“During his career, he was one of the most dominant offensive forces in the majors as he put together twelve 30 home run seasons and thirteen 100 RBI seasons. He captured three American League MVP Awards, was selected to nine All-Star teams and took home the American League Triple Crown in 1933. When he retired in 1945, his 534 career home runs were second to only Babe Ruth and the most by any right-handed batter in big league history.”
Nicknamed “the Beast,” Foxx hit the ball so far that even after he passed away at age 59, former competitors marveled at his strength. “When Neil Armstrong first set foot on the moon, he and all the space scientists were puzzled by an unidentifiable white object,” deadpanned fellow Hall of Famer Lefty Gomez. “I knew immediately what it was.
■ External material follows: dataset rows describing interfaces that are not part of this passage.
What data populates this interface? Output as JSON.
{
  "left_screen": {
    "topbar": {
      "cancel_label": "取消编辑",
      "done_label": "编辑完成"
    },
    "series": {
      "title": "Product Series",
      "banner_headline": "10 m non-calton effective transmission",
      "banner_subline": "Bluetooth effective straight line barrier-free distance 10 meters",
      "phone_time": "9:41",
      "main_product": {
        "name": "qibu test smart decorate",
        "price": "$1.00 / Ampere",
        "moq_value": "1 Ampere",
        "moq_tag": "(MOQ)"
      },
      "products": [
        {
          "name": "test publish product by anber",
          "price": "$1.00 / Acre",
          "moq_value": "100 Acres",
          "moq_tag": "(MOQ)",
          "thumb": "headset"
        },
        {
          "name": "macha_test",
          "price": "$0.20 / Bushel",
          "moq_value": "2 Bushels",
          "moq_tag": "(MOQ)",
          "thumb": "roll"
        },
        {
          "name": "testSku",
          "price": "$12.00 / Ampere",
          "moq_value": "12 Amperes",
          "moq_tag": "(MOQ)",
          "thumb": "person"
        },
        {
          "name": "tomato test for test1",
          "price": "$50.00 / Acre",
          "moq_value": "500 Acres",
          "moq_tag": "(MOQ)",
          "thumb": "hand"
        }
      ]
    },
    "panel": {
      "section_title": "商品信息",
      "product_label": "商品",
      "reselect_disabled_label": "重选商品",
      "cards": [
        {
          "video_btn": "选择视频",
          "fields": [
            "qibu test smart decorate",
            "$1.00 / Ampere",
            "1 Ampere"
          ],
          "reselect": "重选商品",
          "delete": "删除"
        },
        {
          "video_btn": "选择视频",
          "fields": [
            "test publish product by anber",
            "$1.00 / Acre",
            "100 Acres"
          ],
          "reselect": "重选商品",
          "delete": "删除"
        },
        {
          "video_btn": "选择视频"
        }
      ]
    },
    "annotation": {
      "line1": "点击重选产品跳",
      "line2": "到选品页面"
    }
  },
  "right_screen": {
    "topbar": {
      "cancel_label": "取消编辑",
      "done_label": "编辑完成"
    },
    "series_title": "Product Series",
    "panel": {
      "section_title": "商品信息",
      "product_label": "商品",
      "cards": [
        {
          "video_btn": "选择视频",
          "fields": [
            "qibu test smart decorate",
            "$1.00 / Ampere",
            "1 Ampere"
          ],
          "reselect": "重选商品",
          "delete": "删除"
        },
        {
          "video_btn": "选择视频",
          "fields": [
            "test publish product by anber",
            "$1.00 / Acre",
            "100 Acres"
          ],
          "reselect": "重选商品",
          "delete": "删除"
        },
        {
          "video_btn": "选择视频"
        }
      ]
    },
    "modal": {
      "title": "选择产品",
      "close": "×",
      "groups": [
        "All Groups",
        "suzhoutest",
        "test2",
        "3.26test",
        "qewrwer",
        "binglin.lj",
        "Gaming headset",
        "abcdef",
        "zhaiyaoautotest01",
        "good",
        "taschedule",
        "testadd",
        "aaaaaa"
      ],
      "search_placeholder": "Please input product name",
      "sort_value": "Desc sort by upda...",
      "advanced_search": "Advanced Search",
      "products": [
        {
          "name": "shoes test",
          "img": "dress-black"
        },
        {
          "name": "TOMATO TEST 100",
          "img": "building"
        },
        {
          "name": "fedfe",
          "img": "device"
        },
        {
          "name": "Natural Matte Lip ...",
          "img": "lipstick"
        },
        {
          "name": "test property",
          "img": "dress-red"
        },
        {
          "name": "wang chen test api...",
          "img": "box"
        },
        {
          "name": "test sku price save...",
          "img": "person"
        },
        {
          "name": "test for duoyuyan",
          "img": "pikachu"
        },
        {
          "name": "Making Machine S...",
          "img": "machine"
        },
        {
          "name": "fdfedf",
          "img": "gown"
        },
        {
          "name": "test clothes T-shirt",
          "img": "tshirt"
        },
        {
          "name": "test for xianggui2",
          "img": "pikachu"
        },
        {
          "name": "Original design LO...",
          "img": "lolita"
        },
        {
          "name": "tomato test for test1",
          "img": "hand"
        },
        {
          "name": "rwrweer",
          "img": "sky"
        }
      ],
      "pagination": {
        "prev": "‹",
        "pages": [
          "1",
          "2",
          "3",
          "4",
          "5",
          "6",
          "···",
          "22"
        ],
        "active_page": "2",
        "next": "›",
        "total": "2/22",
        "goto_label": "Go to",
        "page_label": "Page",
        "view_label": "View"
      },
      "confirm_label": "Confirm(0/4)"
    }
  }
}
That was a home-run ball hit off me in 1937 by Jimmie Foxx.”
But Foxx has been largely erased from the memories on that great American blackboard, replaced by more recent stars. Four-and-a-half decades after he retired, however, he made an interesting comeback. You had to know your baseball to get it, but in “A League of Their Own,” Jimmie Foxx is the inspiration for manager Jimmy Dugan, memorably played by Tom Hanks.
Like most Hollywood movies, Penny Marshall’s classic takes great liberty with the facts, amalgamates real-life characters, and invents whole new story lines. There is no Dottie Hinson, for example. Or rather, she’s based on two or three women who played in the All-American Girls Professional Baseball League, among them the great Dorothy Kamenshek, whose nickname wasn’t “Dottie,” but “Kammie.” And while there’s no record of Jimmie Foxx giving a famous “There’s no crying in baseball” speech, the All-American Girls Professional Baseball League was very real, and lasted 10 years. What’s more, after he retired, Foxx did coach one of the teams.
In the movie version, the Racine Belles beat the Rockford Peaches in the first “Women’s World Series,” which went seven games. In real life, it was called the league championship, and Racine beat the Kenosha Comets in a best-of-five series. But those details are not important. What is important is that in the great “steamroller” of American history, Title IX opened the doors for millions of girls and women to play all kinds of sports. And their path was illuminated during World War II by a couple hundred intrepid female ballplayers.
Many of them are gone now, along with most of their Greatest Generation cohorts. But not all. Two veterans of the AAGPBL, Maybelle Blair and Shirley Burkovich, are still around — and still promoting baseball. Maybelle Blair is 92. Shirley Burkovich is 86, which means she was born in 1933, the year Washington was last in the World Series. Both women have been active in trying to build a center for women’s baseball in Rockford, Ill., where the Peaches played. Both also prefer baseball to softball, the game most girls and women play today and which the All-American Girls Professional Baseball League played at its inception — until the women insisted on playing hardball.
“There’s nothing like baseball,” Shirley says. “Nothing.”